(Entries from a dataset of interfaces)
BEGIN
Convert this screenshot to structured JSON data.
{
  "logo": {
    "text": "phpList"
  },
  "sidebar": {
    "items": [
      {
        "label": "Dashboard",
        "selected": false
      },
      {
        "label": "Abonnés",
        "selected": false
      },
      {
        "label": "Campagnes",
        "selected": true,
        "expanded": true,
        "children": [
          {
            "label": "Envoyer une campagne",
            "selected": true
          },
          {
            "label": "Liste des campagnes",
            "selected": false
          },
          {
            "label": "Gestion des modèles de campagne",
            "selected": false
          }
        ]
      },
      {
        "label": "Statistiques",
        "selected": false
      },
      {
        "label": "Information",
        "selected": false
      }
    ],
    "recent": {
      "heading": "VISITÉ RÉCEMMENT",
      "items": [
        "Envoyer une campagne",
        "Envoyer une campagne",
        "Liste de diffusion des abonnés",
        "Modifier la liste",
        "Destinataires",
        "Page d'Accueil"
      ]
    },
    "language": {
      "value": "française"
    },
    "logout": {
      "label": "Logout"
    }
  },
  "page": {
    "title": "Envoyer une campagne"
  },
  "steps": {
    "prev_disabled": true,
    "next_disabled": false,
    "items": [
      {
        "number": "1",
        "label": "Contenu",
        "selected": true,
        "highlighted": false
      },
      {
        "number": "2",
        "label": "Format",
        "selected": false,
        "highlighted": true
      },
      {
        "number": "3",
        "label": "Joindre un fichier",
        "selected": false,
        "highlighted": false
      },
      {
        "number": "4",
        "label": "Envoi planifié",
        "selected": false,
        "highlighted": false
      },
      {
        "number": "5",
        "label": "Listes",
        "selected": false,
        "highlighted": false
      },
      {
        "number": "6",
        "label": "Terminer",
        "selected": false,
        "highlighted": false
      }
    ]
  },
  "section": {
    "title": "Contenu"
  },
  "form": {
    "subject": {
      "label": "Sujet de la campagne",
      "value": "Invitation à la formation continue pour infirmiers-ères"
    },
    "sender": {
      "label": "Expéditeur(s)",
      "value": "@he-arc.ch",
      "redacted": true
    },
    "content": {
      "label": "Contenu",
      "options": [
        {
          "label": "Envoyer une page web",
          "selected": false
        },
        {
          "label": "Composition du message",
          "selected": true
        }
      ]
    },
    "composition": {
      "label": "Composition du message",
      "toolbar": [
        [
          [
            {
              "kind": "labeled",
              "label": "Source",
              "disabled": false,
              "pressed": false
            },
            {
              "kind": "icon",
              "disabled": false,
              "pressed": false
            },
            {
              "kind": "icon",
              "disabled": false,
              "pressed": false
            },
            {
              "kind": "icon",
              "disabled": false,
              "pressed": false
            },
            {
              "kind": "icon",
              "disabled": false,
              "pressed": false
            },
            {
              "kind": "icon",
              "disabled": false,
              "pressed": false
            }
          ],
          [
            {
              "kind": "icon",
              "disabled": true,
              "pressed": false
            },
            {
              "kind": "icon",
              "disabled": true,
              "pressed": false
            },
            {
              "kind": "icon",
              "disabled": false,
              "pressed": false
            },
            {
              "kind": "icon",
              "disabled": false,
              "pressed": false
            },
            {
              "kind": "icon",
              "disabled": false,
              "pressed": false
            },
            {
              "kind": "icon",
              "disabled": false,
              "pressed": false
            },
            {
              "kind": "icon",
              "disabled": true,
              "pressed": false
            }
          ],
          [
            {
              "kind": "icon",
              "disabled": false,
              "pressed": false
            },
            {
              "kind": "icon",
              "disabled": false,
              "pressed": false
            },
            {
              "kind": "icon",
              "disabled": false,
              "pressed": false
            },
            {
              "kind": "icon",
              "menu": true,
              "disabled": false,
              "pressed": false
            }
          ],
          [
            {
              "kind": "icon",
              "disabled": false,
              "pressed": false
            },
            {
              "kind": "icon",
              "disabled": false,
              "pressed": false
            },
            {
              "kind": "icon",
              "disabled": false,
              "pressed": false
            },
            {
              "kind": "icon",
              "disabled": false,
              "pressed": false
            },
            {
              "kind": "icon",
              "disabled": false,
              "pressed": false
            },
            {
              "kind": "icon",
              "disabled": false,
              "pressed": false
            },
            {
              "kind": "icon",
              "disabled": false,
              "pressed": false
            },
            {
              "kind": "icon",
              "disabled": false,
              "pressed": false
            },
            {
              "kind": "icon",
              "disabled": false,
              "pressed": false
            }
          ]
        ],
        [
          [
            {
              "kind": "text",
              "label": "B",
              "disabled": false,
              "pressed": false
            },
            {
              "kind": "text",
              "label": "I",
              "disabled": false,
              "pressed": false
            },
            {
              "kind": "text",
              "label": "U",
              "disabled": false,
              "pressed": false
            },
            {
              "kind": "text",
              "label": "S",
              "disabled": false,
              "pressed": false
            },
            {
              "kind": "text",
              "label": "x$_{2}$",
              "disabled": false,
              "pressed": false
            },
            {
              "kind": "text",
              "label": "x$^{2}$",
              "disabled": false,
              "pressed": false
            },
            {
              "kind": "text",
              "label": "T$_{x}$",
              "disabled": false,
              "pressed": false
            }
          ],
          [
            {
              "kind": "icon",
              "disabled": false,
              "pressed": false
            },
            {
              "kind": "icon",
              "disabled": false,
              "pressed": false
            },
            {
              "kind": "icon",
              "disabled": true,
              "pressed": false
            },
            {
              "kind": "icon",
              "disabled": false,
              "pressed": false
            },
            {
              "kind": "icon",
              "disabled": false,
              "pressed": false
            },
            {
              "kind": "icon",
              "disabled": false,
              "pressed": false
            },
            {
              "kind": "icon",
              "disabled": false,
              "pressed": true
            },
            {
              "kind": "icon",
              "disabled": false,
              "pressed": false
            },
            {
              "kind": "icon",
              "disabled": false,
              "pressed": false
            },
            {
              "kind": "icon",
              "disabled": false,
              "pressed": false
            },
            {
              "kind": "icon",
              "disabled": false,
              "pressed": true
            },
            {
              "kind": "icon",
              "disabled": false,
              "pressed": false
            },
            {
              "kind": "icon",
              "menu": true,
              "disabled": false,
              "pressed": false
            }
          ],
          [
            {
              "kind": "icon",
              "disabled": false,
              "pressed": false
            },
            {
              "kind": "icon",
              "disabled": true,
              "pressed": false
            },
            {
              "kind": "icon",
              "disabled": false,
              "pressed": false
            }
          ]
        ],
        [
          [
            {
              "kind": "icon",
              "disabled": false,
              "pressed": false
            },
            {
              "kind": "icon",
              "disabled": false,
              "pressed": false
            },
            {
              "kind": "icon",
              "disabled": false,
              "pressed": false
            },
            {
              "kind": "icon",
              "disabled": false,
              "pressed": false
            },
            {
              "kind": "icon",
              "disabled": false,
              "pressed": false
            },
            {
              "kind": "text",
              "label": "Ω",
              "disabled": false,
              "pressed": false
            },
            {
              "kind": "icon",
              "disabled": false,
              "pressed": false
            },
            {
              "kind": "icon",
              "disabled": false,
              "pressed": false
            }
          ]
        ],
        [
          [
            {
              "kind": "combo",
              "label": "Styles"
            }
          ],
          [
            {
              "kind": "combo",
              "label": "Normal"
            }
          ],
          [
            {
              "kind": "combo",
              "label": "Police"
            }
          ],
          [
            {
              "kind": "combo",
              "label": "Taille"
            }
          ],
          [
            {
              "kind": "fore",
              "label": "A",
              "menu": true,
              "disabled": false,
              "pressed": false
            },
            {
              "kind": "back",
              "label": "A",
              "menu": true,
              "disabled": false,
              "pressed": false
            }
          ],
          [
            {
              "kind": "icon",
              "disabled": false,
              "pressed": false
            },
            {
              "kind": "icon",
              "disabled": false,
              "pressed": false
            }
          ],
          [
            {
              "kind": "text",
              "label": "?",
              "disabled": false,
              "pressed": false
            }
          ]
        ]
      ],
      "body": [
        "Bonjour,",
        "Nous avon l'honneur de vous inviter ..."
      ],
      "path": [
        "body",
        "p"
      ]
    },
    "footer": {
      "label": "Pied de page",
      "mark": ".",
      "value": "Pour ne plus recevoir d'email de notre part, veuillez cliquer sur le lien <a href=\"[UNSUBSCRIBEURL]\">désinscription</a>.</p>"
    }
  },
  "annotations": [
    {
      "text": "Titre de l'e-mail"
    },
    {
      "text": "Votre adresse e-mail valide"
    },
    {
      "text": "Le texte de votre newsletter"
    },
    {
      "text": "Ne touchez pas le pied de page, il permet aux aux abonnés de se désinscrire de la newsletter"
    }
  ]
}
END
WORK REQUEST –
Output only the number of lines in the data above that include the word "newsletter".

ANSWER –
2